**Work instructions**
Tally up the lines below that carry the word "favicon", answering with the figure alone.
------------
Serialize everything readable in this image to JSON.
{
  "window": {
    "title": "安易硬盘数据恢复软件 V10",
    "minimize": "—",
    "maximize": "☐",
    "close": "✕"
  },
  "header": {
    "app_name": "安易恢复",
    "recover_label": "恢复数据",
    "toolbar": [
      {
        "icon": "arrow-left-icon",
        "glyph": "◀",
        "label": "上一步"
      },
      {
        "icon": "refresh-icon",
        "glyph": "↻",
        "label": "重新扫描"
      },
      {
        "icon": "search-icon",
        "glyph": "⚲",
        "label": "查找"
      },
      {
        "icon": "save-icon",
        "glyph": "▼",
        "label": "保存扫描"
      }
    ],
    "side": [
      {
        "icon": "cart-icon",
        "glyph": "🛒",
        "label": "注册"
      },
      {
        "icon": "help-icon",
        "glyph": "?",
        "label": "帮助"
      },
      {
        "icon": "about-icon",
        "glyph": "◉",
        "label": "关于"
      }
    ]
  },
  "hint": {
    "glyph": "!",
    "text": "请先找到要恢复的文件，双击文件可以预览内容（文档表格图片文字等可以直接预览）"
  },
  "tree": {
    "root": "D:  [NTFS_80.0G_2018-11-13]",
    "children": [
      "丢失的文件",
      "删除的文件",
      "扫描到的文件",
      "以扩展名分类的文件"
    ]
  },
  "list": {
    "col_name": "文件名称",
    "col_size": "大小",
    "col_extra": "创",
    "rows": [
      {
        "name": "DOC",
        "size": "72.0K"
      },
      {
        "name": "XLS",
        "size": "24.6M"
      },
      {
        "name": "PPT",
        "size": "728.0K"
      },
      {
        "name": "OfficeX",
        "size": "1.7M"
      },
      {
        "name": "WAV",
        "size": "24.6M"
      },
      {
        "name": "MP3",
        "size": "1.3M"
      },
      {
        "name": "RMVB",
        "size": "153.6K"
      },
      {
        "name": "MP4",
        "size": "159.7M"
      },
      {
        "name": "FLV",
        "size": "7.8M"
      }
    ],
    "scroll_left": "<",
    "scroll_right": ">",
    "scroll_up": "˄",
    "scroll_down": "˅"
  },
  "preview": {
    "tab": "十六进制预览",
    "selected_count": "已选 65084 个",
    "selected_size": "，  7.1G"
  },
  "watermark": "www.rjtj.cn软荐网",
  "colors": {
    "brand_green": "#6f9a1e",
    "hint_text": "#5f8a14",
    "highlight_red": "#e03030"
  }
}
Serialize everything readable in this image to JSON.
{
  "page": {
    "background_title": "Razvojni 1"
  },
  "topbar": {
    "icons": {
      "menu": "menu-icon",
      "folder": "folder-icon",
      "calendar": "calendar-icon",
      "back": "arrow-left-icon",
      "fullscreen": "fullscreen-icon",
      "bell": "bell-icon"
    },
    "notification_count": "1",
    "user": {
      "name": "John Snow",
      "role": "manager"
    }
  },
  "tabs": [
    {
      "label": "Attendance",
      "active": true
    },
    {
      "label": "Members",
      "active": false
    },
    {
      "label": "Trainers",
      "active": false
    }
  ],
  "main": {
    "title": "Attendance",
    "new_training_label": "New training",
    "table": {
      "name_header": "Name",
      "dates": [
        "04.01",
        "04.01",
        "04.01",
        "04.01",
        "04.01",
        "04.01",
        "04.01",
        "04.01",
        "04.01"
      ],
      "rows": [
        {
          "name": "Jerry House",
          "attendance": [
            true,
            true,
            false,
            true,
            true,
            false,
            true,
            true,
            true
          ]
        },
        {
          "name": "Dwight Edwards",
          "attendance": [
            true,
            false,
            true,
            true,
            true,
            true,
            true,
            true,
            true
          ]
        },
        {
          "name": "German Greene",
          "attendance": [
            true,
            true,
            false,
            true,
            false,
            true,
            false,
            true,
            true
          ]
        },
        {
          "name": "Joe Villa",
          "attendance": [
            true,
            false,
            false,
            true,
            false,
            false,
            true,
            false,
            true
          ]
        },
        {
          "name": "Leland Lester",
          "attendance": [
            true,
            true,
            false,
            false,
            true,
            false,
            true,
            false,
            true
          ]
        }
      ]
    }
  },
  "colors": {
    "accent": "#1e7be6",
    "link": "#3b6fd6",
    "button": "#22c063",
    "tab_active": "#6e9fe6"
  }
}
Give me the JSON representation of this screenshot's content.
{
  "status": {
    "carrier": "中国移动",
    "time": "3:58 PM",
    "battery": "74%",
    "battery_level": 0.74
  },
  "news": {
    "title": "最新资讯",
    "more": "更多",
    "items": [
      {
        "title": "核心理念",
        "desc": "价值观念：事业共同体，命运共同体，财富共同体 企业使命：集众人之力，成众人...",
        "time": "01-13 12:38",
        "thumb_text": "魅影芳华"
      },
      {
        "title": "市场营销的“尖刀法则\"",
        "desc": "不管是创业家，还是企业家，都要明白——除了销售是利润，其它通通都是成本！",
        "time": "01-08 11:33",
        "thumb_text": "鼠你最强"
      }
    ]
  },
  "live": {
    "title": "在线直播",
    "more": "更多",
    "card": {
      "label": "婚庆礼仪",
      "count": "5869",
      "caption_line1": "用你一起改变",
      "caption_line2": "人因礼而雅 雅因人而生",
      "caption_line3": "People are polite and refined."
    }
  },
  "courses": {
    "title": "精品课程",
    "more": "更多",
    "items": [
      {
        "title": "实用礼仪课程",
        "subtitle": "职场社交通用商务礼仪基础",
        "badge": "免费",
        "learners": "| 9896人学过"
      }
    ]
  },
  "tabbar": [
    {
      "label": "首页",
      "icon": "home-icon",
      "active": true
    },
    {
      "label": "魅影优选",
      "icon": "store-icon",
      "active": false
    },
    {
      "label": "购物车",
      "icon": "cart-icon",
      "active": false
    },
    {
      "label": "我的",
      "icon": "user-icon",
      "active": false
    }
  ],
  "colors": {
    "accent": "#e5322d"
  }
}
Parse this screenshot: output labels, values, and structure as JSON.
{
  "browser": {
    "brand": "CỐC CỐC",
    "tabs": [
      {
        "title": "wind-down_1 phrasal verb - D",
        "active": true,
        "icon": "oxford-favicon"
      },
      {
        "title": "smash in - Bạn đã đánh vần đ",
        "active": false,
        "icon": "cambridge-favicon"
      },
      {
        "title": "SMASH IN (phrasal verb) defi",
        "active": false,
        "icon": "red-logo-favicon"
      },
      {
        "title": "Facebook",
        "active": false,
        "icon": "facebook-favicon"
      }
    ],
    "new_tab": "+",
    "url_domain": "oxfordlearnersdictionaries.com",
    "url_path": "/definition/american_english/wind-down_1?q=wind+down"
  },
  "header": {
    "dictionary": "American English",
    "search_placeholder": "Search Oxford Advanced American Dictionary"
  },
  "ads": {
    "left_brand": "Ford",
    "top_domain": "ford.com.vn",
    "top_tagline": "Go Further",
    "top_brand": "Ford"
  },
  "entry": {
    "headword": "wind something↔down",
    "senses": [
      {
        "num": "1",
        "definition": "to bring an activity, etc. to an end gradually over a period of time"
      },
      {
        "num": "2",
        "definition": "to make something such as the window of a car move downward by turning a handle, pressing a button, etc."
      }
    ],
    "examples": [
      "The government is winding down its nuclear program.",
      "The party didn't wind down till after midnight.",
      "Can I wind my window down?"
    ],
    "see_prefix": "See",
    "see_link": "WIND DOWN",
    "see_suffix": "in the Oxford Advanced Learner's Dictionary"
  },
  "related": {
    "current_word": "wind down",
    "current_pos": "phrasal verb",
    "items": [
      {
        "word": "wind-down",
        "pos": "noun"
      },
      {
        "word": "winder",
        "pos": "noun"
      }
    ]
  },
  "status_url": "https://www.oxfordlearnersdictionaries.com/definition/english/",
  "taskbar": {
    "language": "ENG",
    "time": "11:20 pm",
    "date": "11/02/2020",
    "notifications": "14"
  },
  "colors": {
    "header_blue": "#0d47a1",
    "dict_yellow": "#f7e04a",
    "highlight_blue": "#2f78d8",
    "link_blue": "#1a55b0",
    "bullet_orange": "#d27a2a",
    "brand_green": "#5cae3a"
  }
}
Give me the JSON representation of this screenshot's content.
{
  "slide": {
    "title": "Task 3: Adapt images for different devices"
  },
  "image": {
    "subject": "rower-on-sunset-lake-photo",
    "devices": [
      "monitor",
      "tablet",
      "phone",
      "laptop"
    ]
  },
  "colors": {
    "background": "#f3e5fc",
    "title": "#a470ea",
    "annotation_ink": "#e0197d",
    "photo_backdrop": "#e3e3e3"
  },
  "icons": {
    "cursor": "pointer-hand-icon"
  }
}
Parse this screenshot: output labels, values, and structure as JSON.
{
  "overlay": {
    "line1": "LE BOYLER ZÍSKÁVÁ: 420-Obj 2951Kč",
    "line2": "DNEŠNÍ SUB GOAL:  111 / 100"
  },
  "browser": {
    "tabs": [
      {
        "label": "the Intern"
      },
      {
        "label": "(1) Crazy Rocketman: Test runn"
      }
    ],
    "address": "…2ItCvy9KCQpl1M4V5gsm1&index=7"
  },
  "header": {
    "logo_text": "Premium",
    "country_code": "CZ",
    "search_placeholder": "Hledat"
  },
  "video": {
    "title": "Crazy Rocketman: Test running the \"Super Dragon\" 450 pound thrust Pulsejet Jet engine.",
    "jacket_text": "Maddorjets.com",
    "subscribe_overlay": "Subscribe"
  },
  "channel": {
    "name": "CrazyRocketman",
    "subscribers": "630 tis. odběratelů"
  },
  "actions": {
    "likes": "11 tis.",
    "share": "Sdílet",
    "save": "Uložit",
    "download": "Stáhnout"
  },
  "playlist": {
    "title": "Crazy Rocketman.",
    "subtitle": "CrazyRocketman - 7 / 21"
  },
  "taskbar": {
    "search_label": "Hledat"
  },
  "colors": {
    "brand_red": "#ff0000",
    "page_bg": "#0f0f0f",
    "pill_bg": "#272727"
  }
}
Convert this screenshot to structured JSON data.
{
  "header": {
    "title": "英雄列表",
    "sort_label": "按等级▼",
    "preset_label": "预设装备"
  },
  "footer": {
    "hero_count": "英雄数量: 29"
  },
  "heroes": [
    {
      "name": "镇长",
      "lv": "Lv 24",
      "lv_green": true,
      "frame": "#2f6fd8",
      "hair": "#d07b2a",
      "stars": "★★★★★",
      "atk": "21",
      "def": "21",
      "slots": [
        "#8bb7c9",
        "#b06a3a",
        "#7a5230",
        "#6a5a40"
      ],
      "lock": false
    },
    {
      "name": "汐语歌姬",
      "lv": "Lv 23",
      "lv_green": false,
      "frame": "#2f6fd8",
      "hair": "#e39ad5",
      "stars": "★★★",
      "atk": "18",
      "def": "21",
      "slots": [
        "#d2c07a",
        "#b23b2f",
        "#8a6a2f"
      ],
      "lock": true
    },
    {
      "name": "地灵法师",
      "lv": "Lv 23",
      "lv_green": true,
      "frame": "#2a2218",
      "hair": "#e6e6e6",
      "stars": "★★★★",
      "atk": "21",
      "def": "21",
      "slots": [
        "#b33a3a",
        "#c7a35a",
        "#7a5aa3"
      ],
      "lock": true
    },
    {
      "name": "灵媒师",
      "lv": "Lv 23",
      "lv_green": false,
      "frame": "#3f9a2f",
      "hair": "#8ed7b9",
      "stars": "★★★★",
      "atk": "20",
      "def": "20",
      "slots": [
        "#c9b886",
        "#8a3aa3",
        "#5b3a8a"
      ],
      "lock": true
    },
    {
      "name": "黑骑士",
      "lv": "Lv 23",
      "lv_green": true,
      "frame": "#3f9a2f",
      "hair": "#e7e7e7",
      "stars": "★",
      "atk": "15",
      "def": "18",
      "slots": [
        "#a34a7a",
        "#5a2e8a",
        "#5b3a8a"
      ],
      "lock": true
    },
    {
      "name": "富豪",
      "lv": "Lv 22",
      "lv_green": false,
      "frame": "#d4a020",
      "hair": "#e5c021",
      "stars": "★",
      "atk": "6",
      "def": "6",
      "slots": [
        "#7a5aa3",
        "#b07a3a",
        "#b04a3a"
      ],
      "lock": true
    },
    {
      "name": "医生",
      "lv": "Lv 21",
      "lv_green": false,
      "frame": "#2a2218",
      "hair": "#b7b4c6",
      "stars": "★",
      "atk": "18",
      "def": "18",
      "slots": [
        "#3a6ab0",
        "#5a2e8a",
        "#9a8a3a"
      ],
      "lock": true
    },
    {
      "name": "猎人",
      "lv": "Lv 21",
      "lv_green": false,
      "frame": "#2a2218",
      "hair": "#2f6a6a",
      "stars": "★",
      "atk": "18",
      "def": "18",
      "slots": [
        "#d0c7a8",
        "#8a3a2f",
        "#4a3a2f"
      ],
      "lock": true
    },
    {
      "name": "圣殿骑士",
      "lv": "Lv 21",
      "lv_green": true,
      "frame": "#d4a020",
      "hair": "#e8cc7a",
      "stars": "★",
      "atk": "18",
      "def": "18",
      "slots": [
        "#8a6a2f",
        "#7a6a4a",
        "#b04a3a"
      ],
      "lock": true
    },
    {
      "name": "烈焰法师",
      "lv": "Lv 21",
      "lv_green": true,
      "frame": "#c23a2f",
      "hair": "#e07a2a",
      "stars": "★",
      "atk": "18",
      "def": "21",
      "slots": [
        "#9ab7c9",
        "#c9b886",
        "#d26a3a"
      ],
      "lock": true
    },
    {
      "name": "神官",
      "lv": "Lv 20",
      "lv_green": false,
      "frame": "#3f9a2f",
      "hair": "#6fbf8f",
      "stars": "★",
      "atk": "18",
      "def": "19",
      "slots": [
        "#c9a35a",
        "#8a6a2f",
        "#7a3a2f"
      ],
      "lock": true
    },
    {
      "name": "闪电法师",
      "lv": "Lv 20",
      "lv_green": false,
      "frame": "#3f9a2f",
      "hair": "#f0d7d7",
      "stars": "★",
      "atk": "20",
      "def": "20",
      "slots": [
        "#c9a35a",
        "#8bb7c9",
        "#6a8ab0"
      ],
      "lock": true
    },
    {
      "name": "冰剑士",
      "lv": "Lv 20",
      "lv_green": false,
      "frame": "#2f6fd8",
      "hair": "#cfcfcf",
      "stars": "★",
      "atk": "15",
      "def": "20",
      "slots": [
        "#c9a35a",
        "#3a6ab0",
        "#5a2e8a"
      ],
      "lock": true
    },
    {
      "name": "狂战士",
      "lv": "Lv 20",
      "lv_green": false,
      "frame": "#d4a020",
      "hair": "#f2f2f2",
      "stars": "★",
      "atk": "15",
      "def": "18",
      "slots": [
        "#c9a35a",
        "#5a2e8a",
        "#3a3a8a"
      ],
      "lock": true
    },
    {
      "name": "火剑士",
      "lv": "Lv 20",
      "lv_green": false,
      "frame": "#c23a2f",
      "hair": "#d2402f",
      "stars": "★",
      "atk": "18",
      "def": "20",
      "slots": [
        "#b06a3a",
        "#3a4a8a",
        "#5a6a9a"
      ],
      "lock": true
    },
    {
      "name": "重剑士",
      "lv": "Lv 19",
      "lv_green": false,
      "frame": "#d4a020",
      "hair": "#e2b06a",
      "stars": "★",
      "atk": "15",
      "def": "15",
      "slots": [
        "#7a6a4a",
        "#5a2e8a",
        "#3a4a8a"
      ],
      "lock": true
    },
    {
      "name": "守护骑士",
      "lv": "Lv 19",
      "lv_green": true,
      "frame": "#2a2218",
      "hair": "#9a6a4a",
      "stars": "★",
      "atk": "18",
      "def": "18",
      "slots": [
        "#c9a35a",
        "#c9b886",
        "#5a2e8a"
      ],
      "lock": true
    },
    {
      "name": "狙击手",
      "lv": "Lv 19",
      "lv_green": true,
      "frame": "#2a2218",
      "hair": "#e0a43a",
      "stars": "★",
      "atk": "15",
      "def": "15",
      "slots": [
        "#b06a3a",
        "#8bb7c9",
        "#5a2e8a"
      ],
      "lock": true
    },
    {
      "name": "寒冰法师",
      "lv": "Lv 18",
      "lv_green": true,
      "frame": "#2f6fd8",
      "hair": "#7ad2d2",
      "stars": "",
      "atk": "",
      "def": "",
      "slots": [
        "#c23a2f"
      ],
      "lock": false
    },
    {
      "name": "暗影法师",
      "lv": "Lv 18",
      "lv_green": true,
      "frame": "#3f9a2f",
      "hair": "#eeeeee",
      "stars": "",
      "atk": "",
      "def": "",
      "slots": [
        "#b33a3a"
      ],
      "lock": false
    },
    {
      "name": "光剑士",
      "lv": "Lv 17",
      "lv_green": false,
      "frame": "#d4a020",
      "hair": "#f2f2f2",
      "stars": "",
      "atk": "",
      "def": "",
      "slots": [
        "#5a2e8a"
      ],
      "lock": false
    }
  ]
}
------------
**Result for this task**
4